on St. John's Eve, these being named after courting couples. When

the leaves are freshly assorted those which keep together promise

well for their namesakes, and those which fall apart, the reverse.

The special virtues of this Sedum are supposed to have been

discovered by Telephus, the son of Hercules. Napoleon, at St.

Helena, was aware of its anti-cancerous reputation, which was

firmly believed in Corsica. The plant contains lime, sulphur,

ammonia, and (perhaps) mercury. It remains long alive when hung

up in a room. The designation Orpine has become perversely

applied to this plant which bears pink blossoms, the word having

been derived from Orpin, gold pigment, a yellow sulphuret of the

metal arsenic, and it should appertain exclusively to yellow flowers.

The Livelong Sedum was formerly named Life Everlasting. It

serves to keep away moths.

Doctors have found that the expulsive vomiting provoked by doses

of the Sedum acre (Betony stone-crop), will serve in diphtheria to

remove such false membrane clinging in patches to the throat and

tonsils, [277] as threatens suffocation: and after this release

afforded by copious vomiting, the diphtheritic foci are prevented

from forming again.

The Sedum Acre (or Biting Stone-crop) is also named Pepper

crop, being a cyme, or head of flowers, which furnishes a pungent

taste like that of pepper. This further bears the names of Ginger (in

Norfolk), Jack of the Buttery, Gold Dust, Creeping Tom, Wall

Pepper, Pricket or Prick Madam, Gold Chain, and Biting Mouse

Tail. It was formerly said the savages of Caledonia use this plant

for removing the sloughs of cancer.

The herb serves admirably to make a gargle for scurvy of the gums,

and a lotion for scrofulous, or syphilitic ulcers. The leaves are thick

and very acrid, being crowded together. This and the Sedums

album and reflexum were ingredients in a famous worm-expelling

medicine, or theriac (treacle), which conferred the title

Jack of the Buttery, as a corruption of Bot. theriaque.

The several Stone-crops are so named from crop, a top, or bunch

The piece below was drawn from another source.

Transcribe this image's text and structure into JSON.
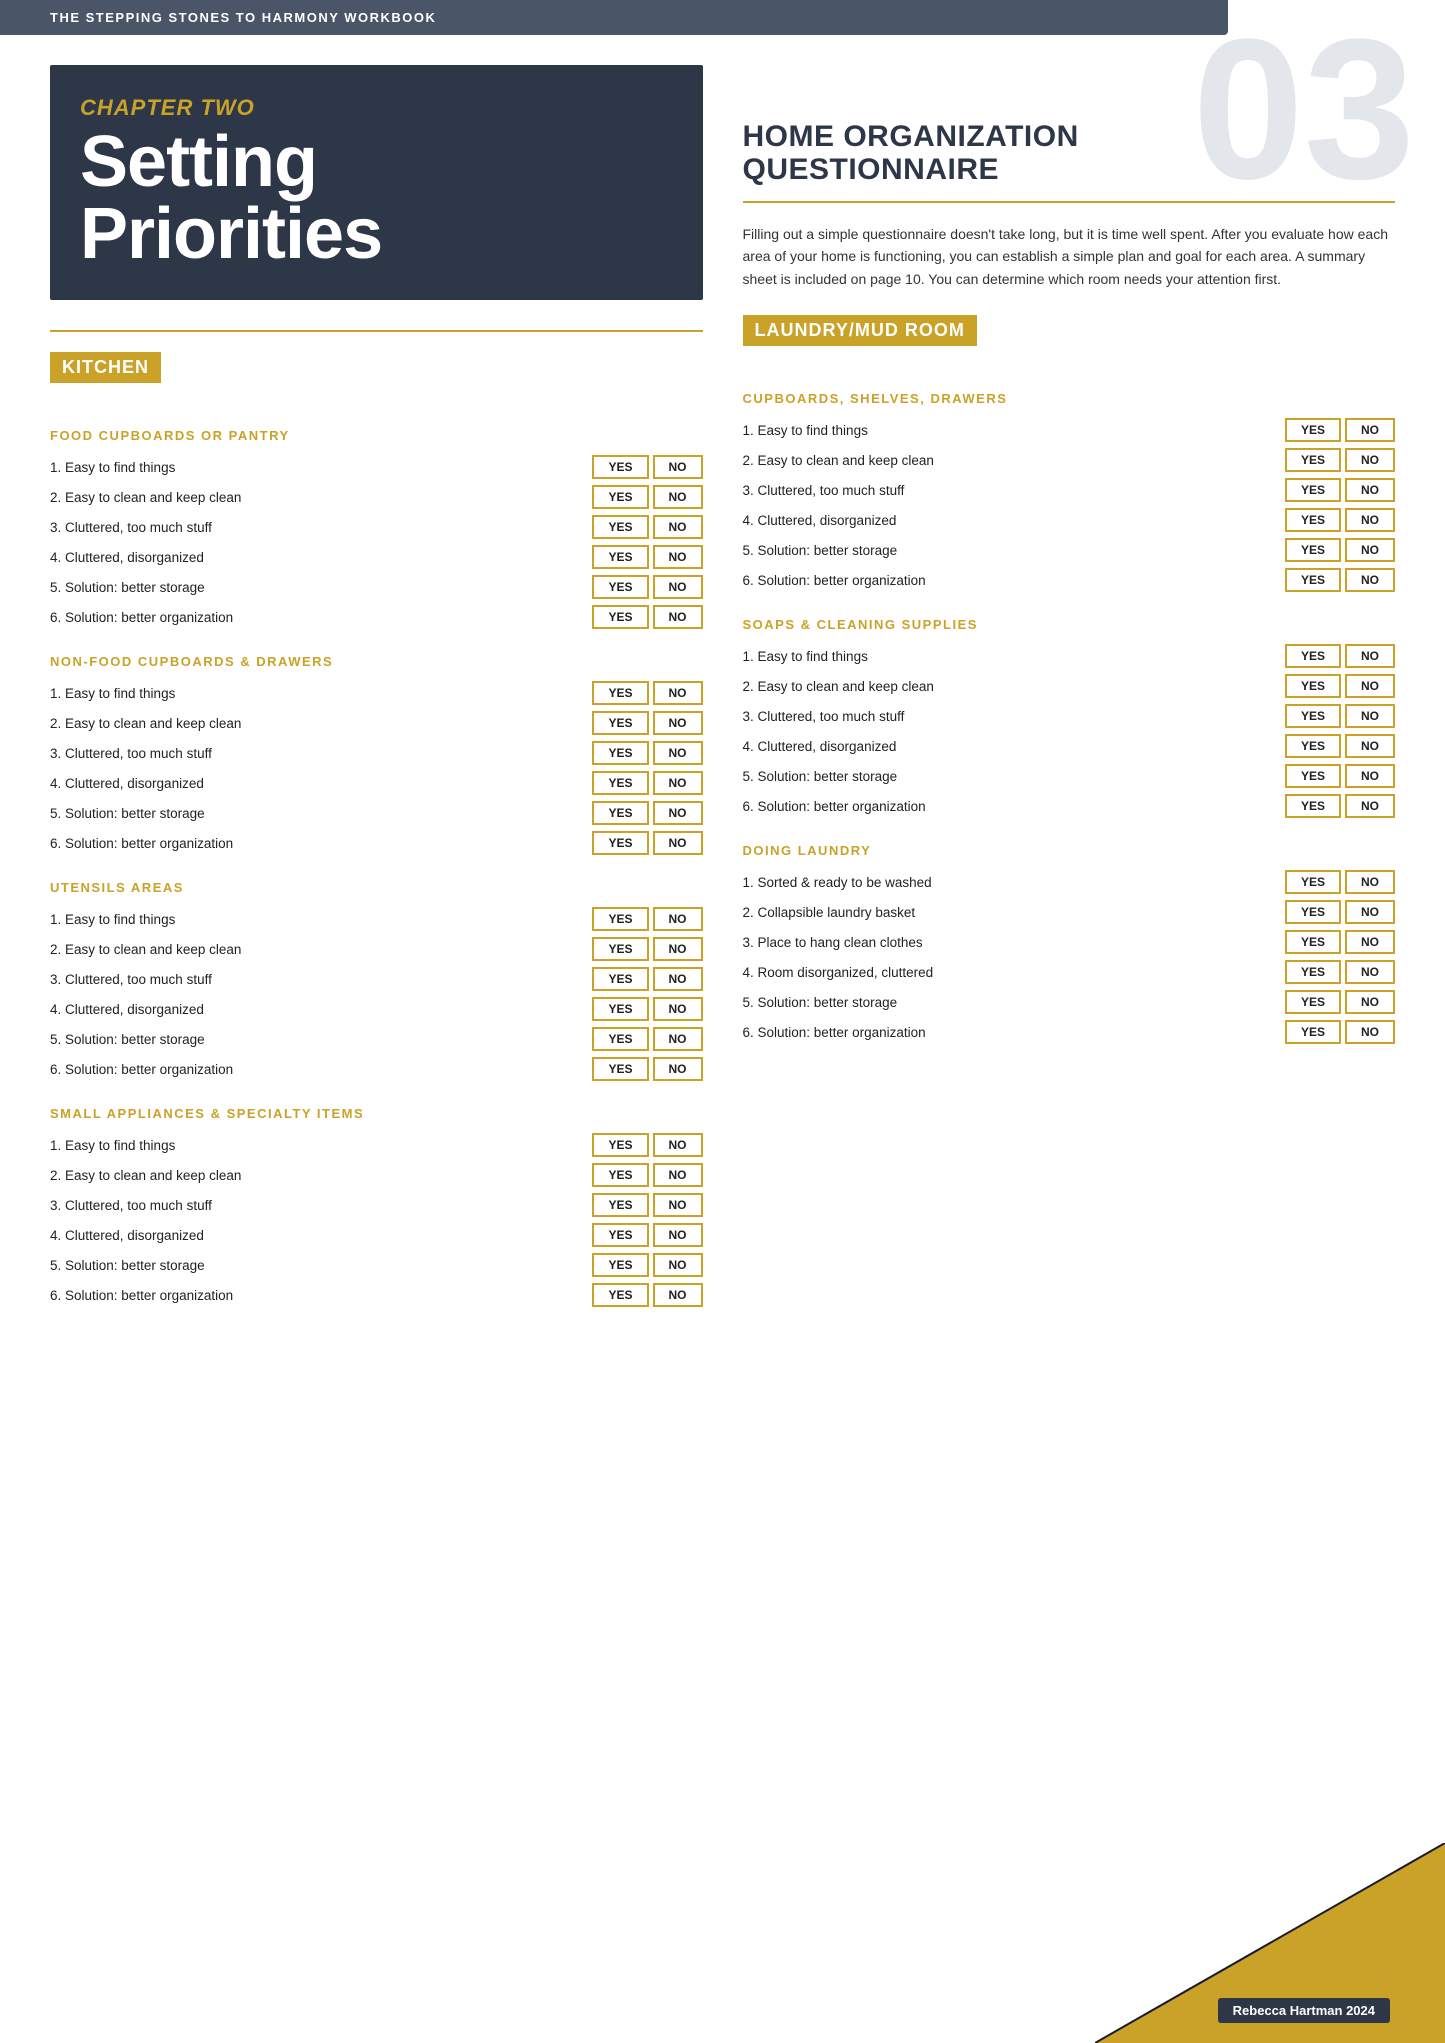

of flowers, these plants being found chiefly in tufts upon walls or

roofs. From their close growth originally on their native rocks they

have acquired the generic title of Sedum, from sedere (to sit).